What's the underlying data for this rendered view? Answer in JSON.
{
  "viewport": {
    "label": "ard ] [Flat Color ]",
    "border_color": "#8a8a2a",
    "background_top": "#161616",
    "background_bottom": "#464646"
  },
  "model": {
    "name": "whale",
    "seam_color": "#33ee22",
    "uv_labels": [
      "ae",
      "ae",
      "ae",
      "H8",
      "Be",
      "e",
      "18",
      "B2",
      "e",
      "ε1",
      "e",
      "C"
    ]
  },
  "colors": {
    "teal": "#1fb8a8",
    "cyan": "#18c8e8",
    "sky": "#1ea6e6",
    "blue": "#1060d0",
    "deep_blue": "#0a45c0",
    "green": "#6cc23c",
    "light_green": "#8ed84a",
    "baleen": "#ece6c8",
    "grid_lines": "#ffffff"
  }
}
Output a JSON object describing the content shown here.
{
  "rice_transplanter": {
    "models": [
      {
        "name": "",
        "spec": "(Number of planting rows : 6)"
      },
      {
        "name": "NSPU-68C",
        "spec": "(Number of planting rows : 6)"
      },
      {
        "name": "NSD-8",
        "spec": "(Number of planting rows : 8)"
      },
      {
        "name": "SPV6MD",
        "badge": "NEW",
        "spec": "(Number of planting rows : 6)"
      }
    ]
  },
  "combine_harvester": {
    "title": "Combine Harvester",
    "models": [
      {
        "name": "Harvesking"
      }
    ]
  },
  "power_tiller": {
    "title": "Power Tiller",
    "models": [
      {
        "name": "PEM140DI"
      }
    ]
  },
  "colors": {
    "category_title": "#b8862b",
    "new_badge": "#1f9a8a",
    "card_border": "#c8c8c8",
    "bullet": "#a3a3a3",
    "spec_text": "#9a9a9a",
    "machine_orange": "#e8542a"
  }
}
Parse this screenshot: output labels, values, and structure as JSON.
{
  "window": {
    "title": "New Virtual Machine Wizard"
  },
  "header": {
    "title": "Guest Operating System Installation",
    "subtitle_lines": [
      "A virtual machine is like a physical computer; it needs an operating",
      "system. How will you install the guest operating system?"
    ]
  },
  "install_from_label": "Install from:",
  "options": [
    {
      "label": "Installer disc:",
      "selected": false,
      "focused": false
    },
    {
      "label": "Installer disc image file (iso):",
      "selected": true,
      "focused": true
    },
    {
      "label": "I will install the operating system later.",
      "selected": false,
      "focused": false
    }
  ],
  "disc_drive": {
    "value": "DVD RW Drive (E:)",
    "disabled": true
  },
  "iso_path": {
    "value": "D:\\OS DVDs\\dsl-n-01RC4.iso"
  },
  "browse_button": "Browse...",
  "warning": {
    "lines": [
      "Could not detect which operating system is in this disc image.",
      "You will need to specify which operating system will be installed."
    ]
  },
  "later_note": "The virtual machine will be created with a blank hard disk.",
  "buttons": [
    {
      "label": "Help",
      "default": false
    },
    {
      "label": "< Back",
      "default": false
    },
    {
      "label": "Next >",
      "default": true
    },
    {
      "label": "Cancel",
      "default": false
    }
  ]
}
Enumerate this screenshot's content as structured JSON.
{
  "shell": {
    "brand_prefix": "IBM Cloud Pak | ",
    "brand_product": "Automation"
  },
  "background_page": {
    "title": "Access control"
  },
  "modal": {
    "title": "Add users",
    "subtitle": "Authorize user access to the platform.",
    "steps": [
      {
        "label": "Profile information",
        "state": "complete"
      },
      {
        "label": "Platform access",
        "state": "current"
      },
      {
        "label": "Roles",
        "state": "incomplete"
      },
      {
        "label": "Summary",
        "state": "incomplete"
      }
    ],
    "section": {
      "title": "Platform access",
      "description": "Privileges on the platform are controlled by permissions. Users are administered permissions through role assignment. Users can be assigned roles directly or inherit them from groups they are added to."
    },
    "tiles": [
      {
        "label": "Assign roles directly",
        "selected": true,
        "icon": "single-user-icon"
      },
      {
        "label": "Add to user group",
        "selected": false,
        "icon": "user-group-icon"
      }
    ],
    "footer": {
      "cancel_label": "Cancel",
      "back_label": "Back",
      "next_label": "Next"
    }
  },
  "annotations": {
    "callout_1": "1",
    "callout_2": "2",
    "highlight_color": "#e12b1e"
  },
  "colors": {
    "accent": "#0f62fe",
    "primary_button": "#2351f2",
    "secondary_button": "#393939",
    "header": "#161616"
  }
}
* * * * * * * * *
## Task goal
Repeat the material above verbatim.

## Written response
What's the underlying data for this rendered view? Answer in JSON.
{
  "viewport": {
    "label": "ard ] [Flat Color ]",
    "border_color": "#8a8a2a",
    "background_top": "#161616",
    "background_bottom": "#464646"
  },
  "model": {
    "name": "whale",
    "seam_color": "#33ee22",
    "uv_labels": [
      "ae",
      "ae",
      "ae",
      "H8",
      "Be",
      "e",
      "18",
      "B2",
      "e",
      "ε1",
      "e",
      "C"
    ]
  },
  "colors": {
    "teal": "#1fb8a8",
    "cyan": "#18c8e8",
    "sky": "#1ea6e6",
    "blue": "#1060d0",
    "deep_blue": "#0a45c0",
    "green": "#6cc23c",
    "light_green": "#8ed84a",
    "baleen": "#ece6c8",
    "grid_lines": "#ffffff"
  }
}
Output a JSON object describing the content shown here.
{
  "rice_transplanter": {
    "models": [
      {
        "name": "",
        "spec": "(Number of planting rows : 6)"
      },
      {
        "name": "NSPU-68C",
        "spec": "(Number of planting rows : 6)"
      },
      {
        "name": "NSD-8",
        "spec": "(Number of planting rows : 8)"
      },
      {
        "name": "SPV6MD",
        "badge": "NEW",
        "spec": "(Number of planting rows : 6)"
      }
    ]
  },
  "combine_harvester": {
    "title": "Combine Harvester",
    "models": [
      {
        "name": "Harvesking"
      }
    ]
  },
  "power_tiller": {
    "title": "Power Tiller",
    "models": [
      {
        "name": "PEM140DI"
      }
    ]
  },
  "colors": {
    "category_title": "#b8862b",
    "new_badge": "#1f9a8a",
    "card_border": "#c8c8c8",
    "bullet": "#a3a3a3",
    "spec_text": "#9a9a9a",
    "machine_orange": "#e8542a"
  }
}
Parse this screenshot: output labels, values, and structure as JSON.
{
  "window": {
    "title": "New Virtual Machine Wizard"
  },
  "header": {
    "title": "Guest Operating System Installation",
    "subtitle_lines": [
      "A virtual machine is like a physical computer; it needs an operating",
      "system. How will you install the guest operating system?"
    ]
  },
  "install_from_label": "Install from:",
  "options": [
    {
      "label": "Installer disc:",
      "selected": false,
      "focused": false
    },
    {
      "label": "Installer disc image file (iso):",
      "selected": true,
      "focused": true
    },
    {
      "label": "I will install the operating system later.",
      "selected": false,
      "focused": false
    }
  ],
  "disc_drive": {
    "value": "DVD RW Drive (E:)",
    "disabled": true
  },
  "iso_path": {
    "value": "D:\\OS DVDs\\dsl-n-01RC4.iso"
  },
  "browse_button": "Browse...",
  "warning": {
    "lines": [
      "Could not detect which operating system is in this disc image.",
      "You will need to specify which operating system will be installed."
    ]
  },
  "later_note": "The virtual machine will be created with a blank hard disk.",
  "buttons": [
    {
      "label": "Help",
      "default": false
    },
    {
      "label": "< Back",
      "default": false
    },
    {
      "label": "Next >",
      "default": true
    },
    {
      "label": "Cancel",
      "default": false
    }
  ]
}
Enumerate this screenshot's content as structured JSON.
{
  "shell": {
    "brand_prefix": "IBM Cloud Pak | ",
    "brand_product": "Automation"
  },
  "background_page": {
    "title": "Access control"
  },
  "modal": {
    "title": "Add users",
    "subtitle": "Authorize user access to the platform.",
    "steps": [
      {
        "label": "Profile information",
        "state": "complete"
      },
      {
        "label": "Platform access",
        "state": "current"
      },
      {
        "label": "Roles",
        "state": "incomplete"
      },
      {
        "label": "Summary",
        "state": "incomplete"
      }
    ],
    "section": {
      "title": "Platform access",
      "description": "Privileges on the platform are controlled by permissions. Users are administered permissions through role assignment. Users can be assigned roles directly or inherit them from groups they are added to."
    },
    "tiles": [
      {
        "label": "Assign roles directly",
        "selected": true,
        "icon": "single-user-icon"
      },
      {
        "label": "Add to user group",
        "selected": false,
        "icon": "user-group-icon"
      }
    ],
    "footer": {
      "cancel_label": "Cancel",
      "back_label": "Back",
      "next_label": "Next"
    }
  },
  "annotations": {
    "callout_1": "1",
    "callout_2": "2",
    "highlight_color": "#e12b1e"
  },
  "colors": {
    "accent": "#0f62fe",
    "primary_button": "#2351f2",
    "secondary_button": "#393939",
    "header": "#161616"
  }
}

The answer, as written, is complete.